This is a sponsored post from BlogHer and Tropicana.
It’s funny, if you look at the USDA food pyramid… if you tried to eat as many servings of everything they want you to, it would be really really hard. (Well, at least the pyramid I grew up with. Not sure about the “my pyramid” or whatever the new one is.) NO ONE struggles to eat more bread, pasta, or rice though. And you know I don’t eat that stuff at all when I can help it. For me, Meats/eggs and veggies are at the top of the priority list, and fruit comes next. It’s natural for me now, but a lot of times people ask me how they can squeeze more produce into their diet, especially when they didn’t grow up eating much fresh stuff.
So here are some ideas.
Start with Breakfast.
I’m not a huge breakfast person, just because I’m not usually hungry when I wake up, but when I do eat breakfast, I make it count. I try to eat a really protein-rich breakfast, whether it’s bacon and eggs, or breakfast sausage and (high protein) grain-free waffles. But it’s really easy to add vegetables by making an omelet or frittata. Just add onions, peppers, mushrooms, or whatever else you like! And waffles or pancakes are great with some fruit on top. Just heat berries with a little vanilla extract and a touch of honey for a great topping that’s healthier than syrup.
- When I was a kid, I remember bringing lots of raw veggies in my lunch box, as opposed to a sandwich. I would have celery filled with cheese or peanut butter, carrots with a dip, raw green beans, broccoli, or whatever else caught my eye in the produce section of the grocery store. No one said lunch has to be a sandwich, wrap, or bowl of soup! But if you like your sandwiches or wraps, add flavor and nutrition by piling on baby spinach, tomato slices, roasted red peppers, olives, or anything else that sounds good. It’s also easy to veg-up soups. Another produce-rich lunch option is OF COURSE the “big-ass salad” (coined by Mark Sisson). Fill a bowl with dark greens and top with anything! Strawberries and bacon, artichoke hearts and sun-dried tomatoes, olives and pepperoncinis, snow peas and water chestnuts, and don’t forget to add chicken, fish, ham, eggs, or another protein.

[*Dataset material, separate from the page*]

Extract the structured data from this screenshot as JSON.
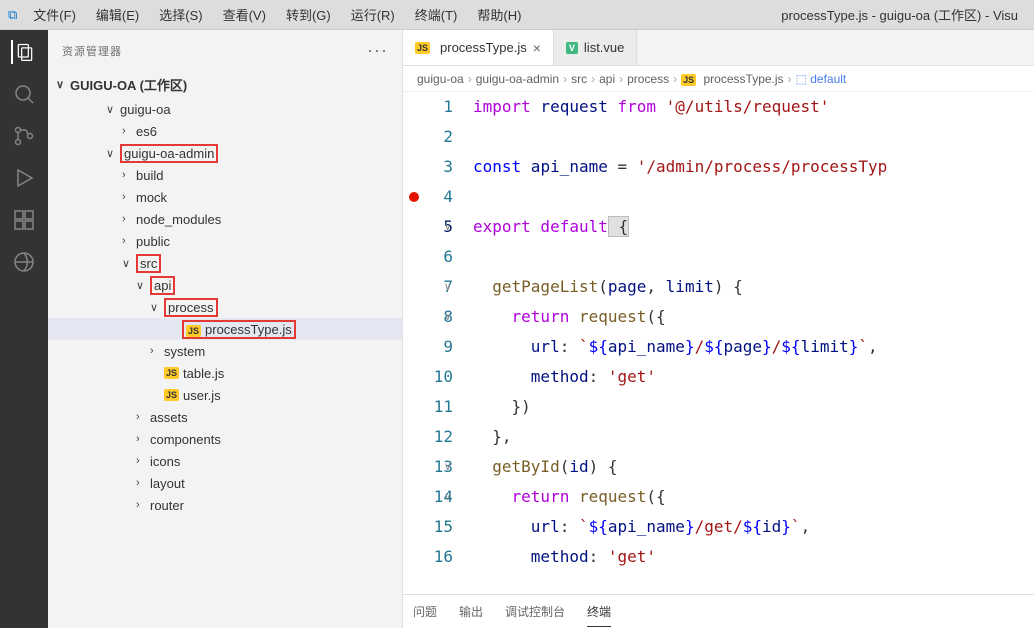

Vegetables and fruits make fantastic snacks. Recently, I’ve been snacking on carrot sticks with hummus (yeah, I’ve gotten lax on the no-legumes thing). Another of my (weird) favorites is just a big bowl of beets. Either cold, or hot with butter and salt. I also like to blanch fresh green beans, snow peas, or sugar snap peas, and eat them with homemade ranch dip (sour cream with seasonings). Apples are great with a yogurt-almond-butter dip. All of these real food choices are better than those “100 calorie packs” and other convenience snacks that are available.
Dish up Dinner.
Stop kidding yourself. Roasted potatoes are awesome, but they’re not packing much of a nutritional punch. And macaroni and cheese might be called a vegetable in southern diners, but, well… can you show me the plant it grows on? Make an effort to serve salad with your dinners, and to include one actual vegetable in your meal. Try something you’ve never had before. Or try an old favorite a different way. Pick up something you don’t recognize from the farmer’s market.
Drinks and Desserts.
Smoothies (and even “Green smoothies” with spinach or kale), juice (veggies and fruit – I know people with juicers that basically throw the whole produce section in there), and healthy desserts. These are all a good way to get in some extra minerals and vitamins from produce!
Do keep in mind that without dietary fat, the minerals and vitamins in fruits and veggies remain “locked away” and are inaccessible to your body. So be sure to cook your omelet in bacon grease, add butter to your veggie soups, douse your salads with olive oil, eat your berries with cream, and roast your broccoli in coconut oil. Fat isn’t fattening. And you need it.
You could win a $100 Visa gift card! Tell me how YOU make sure to eat enough vegetables and fruit. Do you plan ahead, or just wing it?
I wrote this post while participating in the Tropicana Pure Premium/BlogHer program on behalf of Tropicana Pure Premium. I received product information to facilitate my post and monetary compensation for the time to write my post.